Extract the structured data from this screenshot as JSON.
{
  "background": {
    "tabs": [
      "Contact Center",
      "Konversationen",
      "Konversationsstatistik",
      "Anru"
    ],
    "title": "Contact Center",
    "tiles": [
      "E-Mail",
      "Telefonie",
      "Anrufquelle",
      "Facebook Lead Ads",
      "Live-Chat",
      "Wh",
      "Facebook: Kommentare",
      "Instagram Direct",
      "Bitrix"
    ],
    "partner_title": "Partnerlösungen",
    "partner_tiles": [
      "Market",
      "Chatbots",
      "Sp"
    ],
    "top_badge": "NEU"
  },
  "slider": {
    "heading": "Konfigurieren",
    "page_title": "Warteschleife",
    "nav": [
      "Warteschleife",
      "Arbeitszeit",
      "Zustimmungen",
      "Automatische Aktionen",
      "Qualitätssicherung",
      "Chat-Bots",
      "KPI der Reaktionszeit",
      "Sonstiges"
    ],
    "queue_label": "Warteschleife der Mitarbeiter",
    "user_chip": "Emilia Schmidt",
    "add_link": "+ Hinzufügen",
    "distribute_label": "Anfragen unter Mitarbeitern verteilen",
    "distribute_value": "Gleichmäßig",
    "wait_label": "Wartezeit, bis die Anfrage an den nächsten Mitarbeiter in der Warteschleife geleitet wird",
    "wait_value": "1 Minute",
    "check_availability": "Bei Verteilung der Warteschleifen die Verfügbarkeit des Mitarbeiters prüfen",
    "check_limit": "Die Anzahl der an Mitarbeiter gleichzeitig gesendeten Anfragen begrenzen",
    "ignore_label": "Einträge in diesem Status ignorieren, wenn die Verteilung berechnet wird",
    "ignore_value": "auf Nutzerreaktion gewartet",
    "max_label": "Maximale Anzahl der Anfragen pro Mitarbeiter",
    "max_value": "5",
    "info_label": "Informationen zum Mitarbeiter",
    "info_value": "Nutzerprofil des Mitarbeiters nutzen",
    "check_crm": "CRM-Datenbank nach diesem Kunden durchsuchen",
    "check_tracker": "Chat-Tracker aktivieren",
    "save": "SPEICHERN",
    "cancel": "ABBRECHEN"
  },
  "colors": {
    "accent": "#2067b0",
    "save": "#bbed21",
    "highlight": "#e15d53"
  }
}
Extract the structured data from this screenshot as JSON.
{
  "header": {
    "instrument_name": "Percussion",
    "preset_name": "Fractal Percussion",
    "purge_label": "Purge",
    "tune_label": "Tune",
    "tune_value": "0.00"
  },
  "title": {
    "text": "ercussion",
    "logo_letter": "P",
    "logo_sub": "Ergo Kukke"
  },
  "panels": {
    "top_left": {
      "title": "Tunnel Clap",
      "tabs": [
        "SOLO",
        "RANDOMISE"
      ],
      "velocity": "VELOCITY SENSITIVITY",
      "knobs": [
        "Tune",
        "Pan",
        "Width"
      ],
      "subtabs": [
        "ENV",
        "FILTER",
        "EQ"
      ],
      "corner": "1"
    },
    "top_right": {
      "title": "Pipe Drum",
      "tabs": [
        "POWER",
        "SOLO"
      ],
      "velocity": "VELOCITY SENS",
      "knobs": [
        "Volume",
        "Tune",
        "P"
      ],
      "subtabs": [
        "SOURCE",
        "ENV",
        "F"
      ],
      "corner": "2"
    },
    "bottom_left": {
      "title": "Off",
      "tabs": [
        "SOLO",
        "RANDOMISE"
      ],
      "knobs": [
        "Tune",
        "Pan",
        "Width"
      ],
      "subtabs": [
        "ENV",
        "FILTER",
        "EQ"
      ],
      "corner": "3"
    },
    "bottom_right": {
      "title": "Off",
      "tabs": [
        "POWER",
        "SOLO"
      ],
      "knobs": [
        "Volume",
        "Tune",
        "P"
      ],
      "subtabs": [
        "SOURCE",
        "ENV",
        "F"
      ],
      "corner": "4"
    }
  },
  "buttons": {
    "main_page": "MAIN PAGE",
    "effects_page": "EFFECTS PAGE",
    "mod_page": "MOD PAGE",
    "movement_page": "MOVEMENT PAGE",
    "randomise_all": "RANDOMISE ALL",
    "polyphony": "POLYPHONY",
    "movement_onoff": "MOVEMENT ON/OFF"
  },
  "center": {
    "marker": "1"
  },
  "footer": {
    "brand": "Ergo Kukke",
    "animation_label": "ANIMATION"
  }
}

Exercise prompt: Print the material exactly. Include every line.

Response to this task:
Extract the structured data from this screenshot as JSON.
{
  "background": {
    "tabs": [
      "Contact Center",
      "Konversationen",
      "Konversationsstatistik",
      "Anru"
    ],
    "title": "Contact Center",
    "tiles": [
      "E-Mail",
      "Telefonie",
      "Anrufquelle",
      "Facebook Lead Ads",
      "Live-Chat",
      "Wh",
      "Facebook: Kommentare",
      "Instagram Direct",
      "Bitrix"
    ],
    "partner_title": "Partnerlösungen",
    "partner_tiles": [
      "Market",
      "Chatbots",
      "Sp"
    ],
    "top_badge": "NEU"
  },
  "slider": {
    "heading": "Konfigurieren",
    "page_title": "Warteschleife",
    "nav": [
      "Warteschleife",
      "Arbeitszeit",
      "Zustimmungen",
      "Automatische Aktionen",
      "Qualitätssicherung",
      "Chat-Bots",
      "KPI der Reaktionszeit",
      "Sonstiges"
    ],
    "queue_label": "Warteschleife der Mitarbeiter",
    "user_chip": "Emilia Schmidt",
    "add_link": "+ Hinzufügen",
    "distribute_label": "Anfragen unter Mitarbeitern verteilen",
    "distribute_value": "Gleichmäßig",
    "wait_label": "Wartezeit, bis die Anfrage an den nächsten Mitarbeiter in der Warteschleife geleitet wird",
    "wait_value": "1 Minute",
    "check_availability": "Bei Verteilung der Warteschleifen die Verfügbarkeit des Mitarbeiters prüfen",
    "check_limit": "Die Anzahl der an Mitarbeiter gleichzeitig gesendeten Anfragen begrenzen",
    "ignore_label": "Einträge in diesem Status ignorieren, wenn die Verteilung berechnet wird",
    "ignore_value": "auf Nutzerreaktion gewartet",
    "max_label": "Maximale Anzahl der Anfragen pro Mitarbeiter",
    "max_value": "5",
    "info_label": "Informationen zum Mitarbeiter",
    "info_value": "Nutzerprofil des Mitarbeiters nutzen",
    "check_crm": "CRM-Datenbank nach diesem Kunden durchsuchen",
    "check_tracker": "Chat-Tracker aktivieren",
    "save": "SPEICHERN",
    "cancel": "ABBRECHEN"
  },
  "colors": {
    "accent": "#2067b0",
    "save": "#bbed21",
    "highlight": "#e15d53"
  }
}
Extract the structured data from this screenshot as JSON.
{
  "header": {
    "instrument_name": "Percussion",
    "preset_name": "Fractal Percussion",
    "purge_label": "Purge",
    "tune_label": "Tune",
    "tune_value": "0.00"
  },
  "title": {
    "text": "ercussion",
    "logo_letter": "P",
    "logo_sub": "Ergo Kukke"
  },
  "panels": {
    "top_left": {
      "title": "Tunnel Clap",
      "tabs": [
        "SOLO",
        "RANDOMISE"
      ],
      "velocity": "VELOCITY SENSITIVITY",
      "knobs": [
        "Tune",
        "Pan",
        "Width"
      ],
      "subtabs": [
        "ENV",
        "FILTER",
        "EQ"
      ],
      "corner": "1"
    },
    "top_right": {
      "title": "Pipe Drum",
      "tabs": [
        "POWER",
        "SOLO"
      ],
      "velocity": "VELOCITY SENS",
      "knobs": [
        "Volume",
        "Tune",
        "P"
      ],
      "subtabs": [
        "SOURCE",
        "ENV",
        "F"
      ],
      "corner": "2"
    },
    "bottom_left": {
      "title": "Off",
      "tabs": [
        "SOLO",
        "RANDOMISE"
      ],
      "knobs": [
        "Tune",
        "Pan",
        "Width"
      ],
      "subtabs": [
        "ENV",
        "FILTER",
        "EQ"
      ],
      "corner": "3"
    },
    "bottom_right": {
      "title": "Off",
      "tabs": [
        "POWER",
        "SOLO"
      ],
      "knobs": [
        "Volume",
        "Tune",
        "P"
      ],
      "subtabs": [
        "SOURCE",
        "ENV",
        "F"
      ],
      "corner": "4"
    }
  },
  "buttons": {
    "main_page": "MAIN PAGE",
    "effects_page": "EFFECTS PAGE",
    "mod_page": "MOD PAGE",
    "movement_page": "MOVEMENT PAGE",
    "randomise_all": "RANDOMISE ALL",
    "polyphony": "POLYPHONY",
    "movement_onoff": "MOVEMENT ON/OFF"
  },
  "center": {
    "marker": "1"
  },
  "footer": {
    "brand": "Ergo Kukke",
    "animation_label": "ANIMATION"
  }
}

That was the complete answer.